Plum wine martini
Though Choya “Plum Wine” is not “seishu” (strictly defined sake), it exists in a similar realm and is often categorized with sake for its familiarity. (Learn more about what plum wine is and how it’s made.) Dry vermouth has a lovely, subtle tartness that balances the plum wine’s rich, jammy flavors. The addition of gin’s floral nose transforms this martini into a bouquet of floral and fruity notes. Building the plum wine martini uses the same methodology of the saketini to create a cocktail that demonstrates both contrast and balance.
- 2 ounces plum wine
- 1.5 ounces gin
- Splash of dry vermouth
- 1 freshly peeled lime twist

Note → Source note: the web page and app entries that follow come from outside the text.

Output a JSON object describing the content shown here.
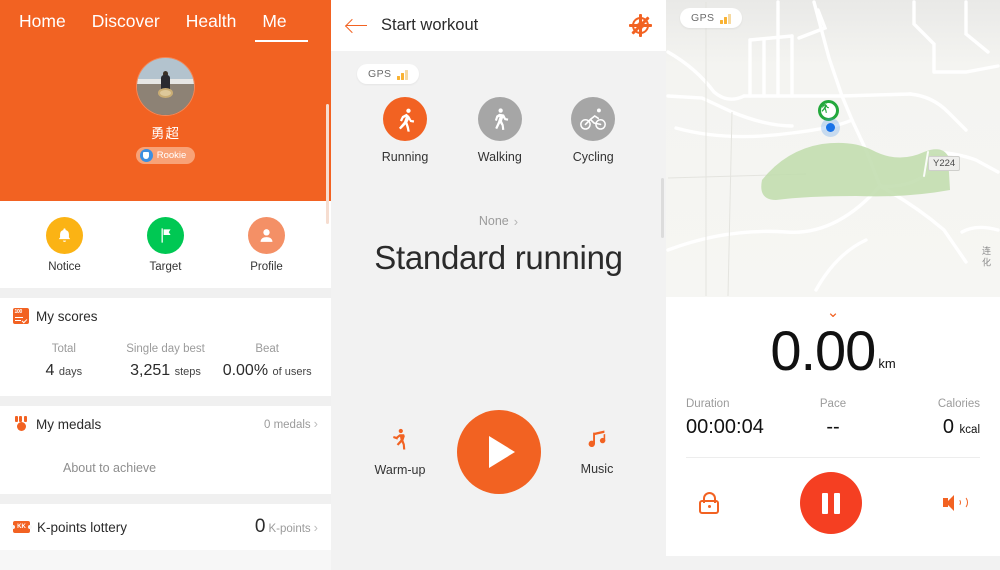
{
  "theme": {
    "orange": "#f26222",
    "red": "#f53f22",
    "green": "#00c853",
    "yellow": "#fbb314",
    "blue": "#1a73e8"
  },
  "profile_panel": {
    "tabs": [
      {
        "label": "Home",
        "active": false
      },
      {
        "label": "Discover",
        "active": false
      },
      {
        "label": "Health",
        "active": false
      },
      {
        "label": "Me",
        "active": true
      }
    ],
    "user": {
      "name": "勇超",
      "badge": "Rookie",
      "badge_icon": "shield-icon",
      "avatar": "user-photo"
    },
    "quick_actions": [
      {
        "label": "Notice",
        "icon": "bell-icon"
      },
      {
        "label": "Target",
        "icon": "flag-icon"
      },
      {
        "label": "Profile",
        "icon": "person-icon"
      }
    ],
    "scores": {
      "icon": "scores-100-icon",
      "title": "My scores",
      "items": [
        {
          "label": "Total",
          "value": "4",
          "unit": "days"
        },
        {
          "label": "Single day best",
          "value": "3,251",
          "unit": "steps"
        },
        {
          "label": "Beat",
          "value": "0.00%",
          "unit": "of users"
        }
      ]
    },
    "medals": {
      "icon": "medal-icon",
      "title": "My medals",
      "count": "0 medals",
      "chevron": "›",
      "placeholder": {
        "icon": "hexagon-locked-icon",
        "label": "About to achieve"
      }
    },
    "lottery": {
      "icon": "ticket-icon",
      "icon_text": "KK",
      "title": "K-points lottery",
      "value": "0",
      "unit": "K-points",
      "chevron": "›"
    }
  },
  "workout_panel": {
    "appbar": {
      "back_icon": "back-arrow-icon",
      "title": "Start workout",
      "settings_icon": "gear-icon"
    },
    "gps": {
      "label": "GPS",
      "icon": "signal-bars-icon"
    },
    "modes": [
      {
        "label": "Running",
        "icon": "running-icon",
        "selected": true
      },
      {
        "label": "Walking",
        "icon": "walking-icon",
        "selected": false
      },
      {
        "label": "Cycling",
        "icon": "cycling-icon",
        "selected": false
      }
    ],
    "goal": {
      "label": "None",
      "chevron": "›"
    },
    "mode_title": "Standard running",
    "warmup": {
      "label": "Warm-up",
      "icon": "stretching-person-icon"
    },
    "music": {
      "label": "Music",
      "icon": "music-note-icon"
    },
    "start": {
      "icon": "play-icon"
    }
  },
  "running_panel": {
    "gps": {
      "label": "GPS",
      "icon": "signal-bars-icon"
    },
    "map": {
      "road_labels": [
        "Y224"
      ],
      "cn_labels": [
        "连 化"
      ],
      "marker_icon": "running-marker-icon",
      "position_icon": "current-position-dot"
    },
    "collapse_chevron": "⌄",
    "distance": {
      "value": "0.00",
      "unit": "km"
    },
    "stats": [
      {
        "label": "Duration",
        "value": "00:00:04",
        "unit": ""
      },
      {
        "label": "Pace",
        "value": "--",
        "unit": ""
      },
      {
        "label": "Calories",
        "value": "0",
        "unit": "kcal"
      }
    ],
    "controls": {
      "lock": {
        "icon": "lock-icon"
      },
      "pause": {
        "icon": "pause-icon"
      },
      "sound": {
        "icon": "speaker-icon"
      }
    }
  }
}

Set aside a martini glass and chill it with ice. In a separate pint glass, add 2 ounces plum wine and 1.5 ounce gin before topping with ice. Stir with a bar spoon in consistent circular motions for 30 seconds. After you’ve finished stirring, dump out the ice from your martini glass. Rinse your emptied martini glass with a small splash of dry vermouth. Dump out the excess. Top your pint glass with a cocktail strainer, then strain into the martini glass. Express the oils from your lime twist on the martini glass and gently rim the glassware with it to utilize all of the aromatic oils. Enjoy your refreshing plum wine martini!
Has your opinion on the saketini been shaken, or stirred?

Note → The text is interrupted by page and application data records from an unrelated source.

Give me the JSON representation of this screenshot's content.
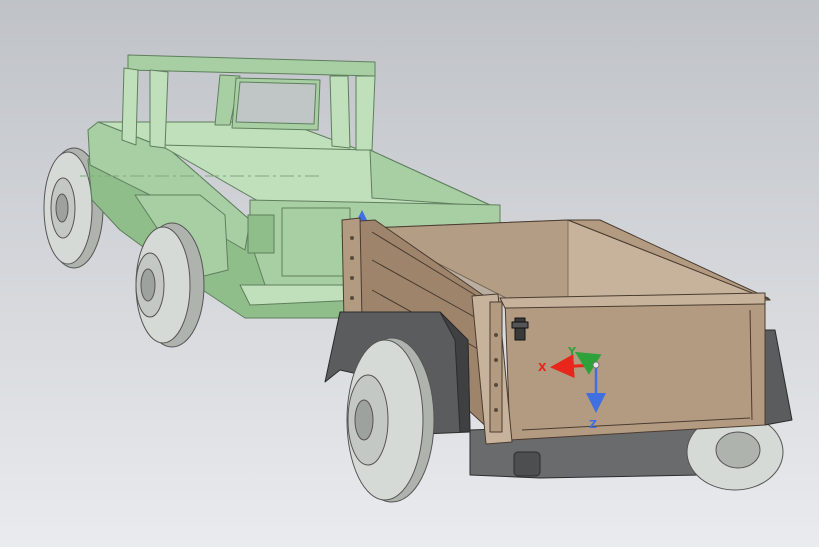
{
  "viewport": {
    "background_top": "#bfc2c7",
    "background_bottom": "#e9ebee"
  },
  "colors": {
    "truck_body": "#a8cfa3",
    "truck_body_shade": "#8fbe8a",
    "truck_body_light": "#c0dfbb",
    "truck_edge": "#5f7f5d",
    "trailer_wood": "#b39b82",
    "trailer_wood_dark": "#9d846b",
    "trailer_wood_light": "#c7b29c",
    "trailer_edge": "#4a3c30",
    "fender": "#5b5c5e",
    "fender_dark": "#3f4042",
    "chassis": "#6a6b6d",
    "tire": "#d6dad6",
    "tire_shade": "#aeb3ae",
    "axis_x": "#e8261c",
    "axis_y": "#2fa13a",
    "axis_z": "#3f6fe0"
  },
  "triad": {
    "x_label": "X",
    "y_label": "Y",
    "z_label": "Z"
  },
  "icons": {
    "coordinate_triad": "coordinate-triad-icon",
    "dragger": "move-dragger-icon"
  }
}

The saketini is a wonderful way to experiment and play with sake in cocktails. With a small handful of ingredients and only a few steps involved, you’re certain to impress your friends — or even yourself! For further sake cocktail reading check out this mixology guide, which includes 15 sake cocktail recipes. Need help choosing some bottles to play with? We have you covered. Read this article for the best bottles for beginners.
The possibilities available for saketinis are endless. But most importantly, you should enjoy the fun process as well as the delicious fruits of your labor. Enjoy your sake and enjoy your cocktails! Kampai!
“Saketini.” Taste Atlas.
Kendrick, J. “The Evolution of Sake Cocktails & 3 Tips for Making Great Ones.” The Alcohol Professor, 2022.